For each line of the listing that holds "offset", show the full line.
══════════
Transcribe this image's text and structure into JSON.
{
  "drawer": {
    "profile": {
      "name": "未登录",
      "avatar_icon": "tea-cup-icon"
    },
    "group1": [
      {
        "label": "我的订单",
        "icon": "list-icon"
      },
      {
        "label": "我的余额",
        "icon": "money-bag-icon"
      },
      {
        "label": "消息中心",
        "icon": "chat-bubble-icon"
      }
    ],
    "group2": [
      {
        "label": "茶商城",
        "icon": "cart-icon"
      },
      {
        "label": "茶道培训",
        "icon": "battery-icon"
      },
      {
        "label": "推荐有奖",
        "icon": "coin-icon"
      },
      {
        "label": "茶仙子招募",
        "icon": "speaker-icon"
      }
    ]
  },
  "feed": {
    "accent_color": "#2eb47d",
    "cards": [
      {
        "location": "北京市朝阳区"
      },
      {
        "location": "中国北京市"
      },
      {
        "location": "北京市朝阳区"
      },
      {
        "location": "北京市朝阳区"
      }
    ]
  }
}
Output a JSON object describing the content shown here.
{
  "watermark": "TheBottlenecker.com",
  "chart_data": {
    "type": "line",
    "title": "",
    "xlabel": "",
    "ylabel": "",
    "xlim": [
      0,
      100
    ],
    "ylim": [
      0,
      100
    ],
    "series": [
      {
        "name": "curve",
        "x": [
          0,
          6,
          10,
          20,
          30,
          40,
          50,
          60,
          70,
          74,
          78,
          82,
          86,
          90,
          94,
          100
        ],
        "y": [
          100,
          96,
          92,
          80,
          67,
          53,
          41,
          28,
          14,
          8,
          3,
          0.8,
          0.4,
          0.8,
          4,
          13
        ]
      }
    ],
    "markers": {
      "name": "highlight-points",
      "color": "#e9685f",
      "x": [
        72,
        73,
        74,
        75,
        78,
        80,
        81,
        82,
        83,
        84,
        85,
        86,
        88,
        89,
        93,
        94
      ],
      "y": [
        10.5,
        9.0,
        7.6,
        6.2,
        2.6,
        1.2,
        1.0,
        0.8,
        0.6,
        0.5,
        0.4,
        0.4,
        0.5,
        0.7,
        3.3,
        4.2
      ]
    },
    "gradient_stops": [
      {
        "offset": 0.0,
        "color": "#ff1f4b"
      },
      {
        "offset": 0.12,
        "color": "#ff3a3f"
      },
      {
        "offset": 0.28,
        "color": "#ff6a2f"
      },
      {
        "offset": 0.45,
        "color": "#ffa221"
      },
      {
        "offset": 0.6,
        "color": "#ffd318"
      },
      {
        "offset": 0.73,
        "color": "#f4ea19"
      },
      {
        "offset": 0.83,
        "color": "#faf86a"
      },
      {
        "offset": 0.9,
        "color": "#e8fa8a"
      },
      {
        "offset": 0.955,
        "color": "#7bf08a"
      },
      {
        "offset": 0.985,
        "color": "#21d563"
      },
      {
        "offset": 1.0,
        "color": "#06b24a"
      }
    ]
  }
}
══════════
• **Solution to the problem**:
        "offset": 0.0,
        "offset": 0.12,
        "offset": 0.28,
        "offset": 0.45,
        "offset": 0.6,
        "offset": 0.73,
        "offset": 0.83,
        "offset": 0.9,
        "offset": 0.955,
        "offset": 0.985,
        "offset": 1.0,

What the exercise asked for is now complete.